● **What to produce**:
Only the images are to be dropped; the records themselves must be repeated exactly.

*** Records for the task ***

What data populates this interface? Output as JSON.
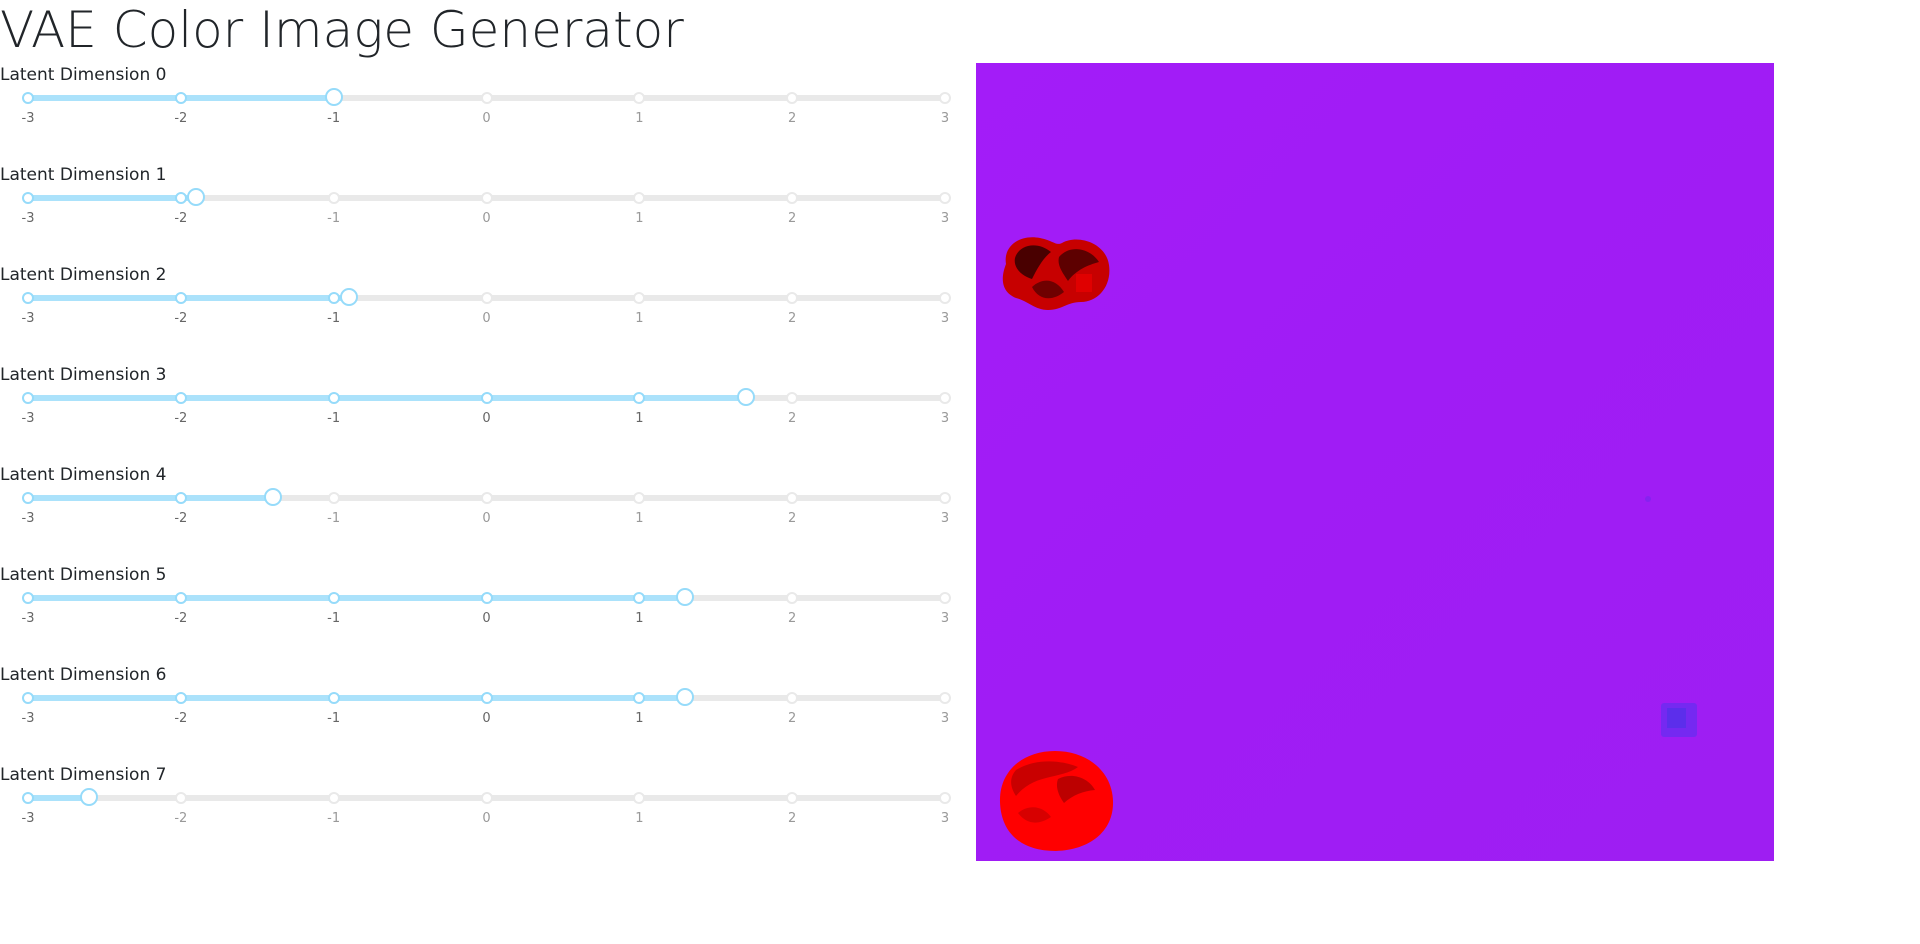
{
  "page": {
    "title": "VAE Color Image Generator"
  },
  "sliders": [
    {
      "label": "Latent Dimension 0",
      "value": -1.0
    },
    {
      "label": "Latent Dimension 1",
      "value": -1.9
    },
    {
      "label": "Latent Dimension 2",
      "value": -0.9
    },
    {
      "label": "Latent Dimension 3",
      "value": 1.7
    },
    {
      "label": "Latent Dimension 4",
      "value": -1.4
    },
    {
      "label": "Latent Dimension 5",
      "value": 1.3
    },
    {
      "label": "Latent Dimension 6",
      "value": 1.3
    },
    {
      "label": "Latent Dimension 7",
      "value": -2.6
    }
  ],
  "slider_scale": {
    "min": -3,
    "max": 3,
    "marks": [
      "-3",
      "-2",
      "-1",
      "0",
      "1",
      "2",
      "3"
    ]
  },
  "colors": {
    "background": "#ffffff",
    "text": "#212529",
    "slider_rail": "#e9e9e9",
    "slider_track": "#abe2fb",
    "slider_handle_border": "#96dbfa",
    "mark_inactive": "#999999",
    "mark_active": "#666666",
    "image_background": "#a01cf5",
    "image_red_shape": "#ff0000",
    "image_blue_shape": "#6a2cf0"
  }
}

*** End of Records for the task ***

● **Problem solution**:
What data populates this interface? Output as JSON.
{
  "page": {
    "title": "VAE Color Image Generator"
  },
  "sliders": [
    {
      "label": "Latent Dimension 0",
      "value": -1.0
    },
    {
      "label": "Latent Dimension 1",
      "value": -1.9
    },
    {
      "label": "Latent Dimension 2",
      "value": -0.9
    },
    {
      "label": "Latent Dimension 3",
      "value": 1.7
    },
    {
      "label": "Latent Dimension 4",
      "value": -1.4
    },
    {
      "label": "Latent Dimension 5",
      "value": 1.3
    },
    {
      "label": "Latent Dimension 6",
      "value": 1.3
    },
    {
      "label": "Latent Dimension 7",
      "value": -2.6
    }
  ],
  "slider_scale": {
    "min": -3,
    "max": 3,
    "marks": [
      "-3",
      "-2",
      "-1",
      "0",
      "1",
      "2",
      "3"
    ]
  },
  "colors": {
    "background": "#ffffff",
    "text": "#212529",
    "slider_rail": "#e9e9e9",
    "slider_track": "#abe2fb",
    "slider_handle_border": "#96dbfa",
    "mark_inactive": "#999999",
    "mark_active": "#666666",
    "image_background": "#a01cf5",
    "image_red_shape": "#ff0000",
    "image_blue_shape": "#6a2cf0"
  }
}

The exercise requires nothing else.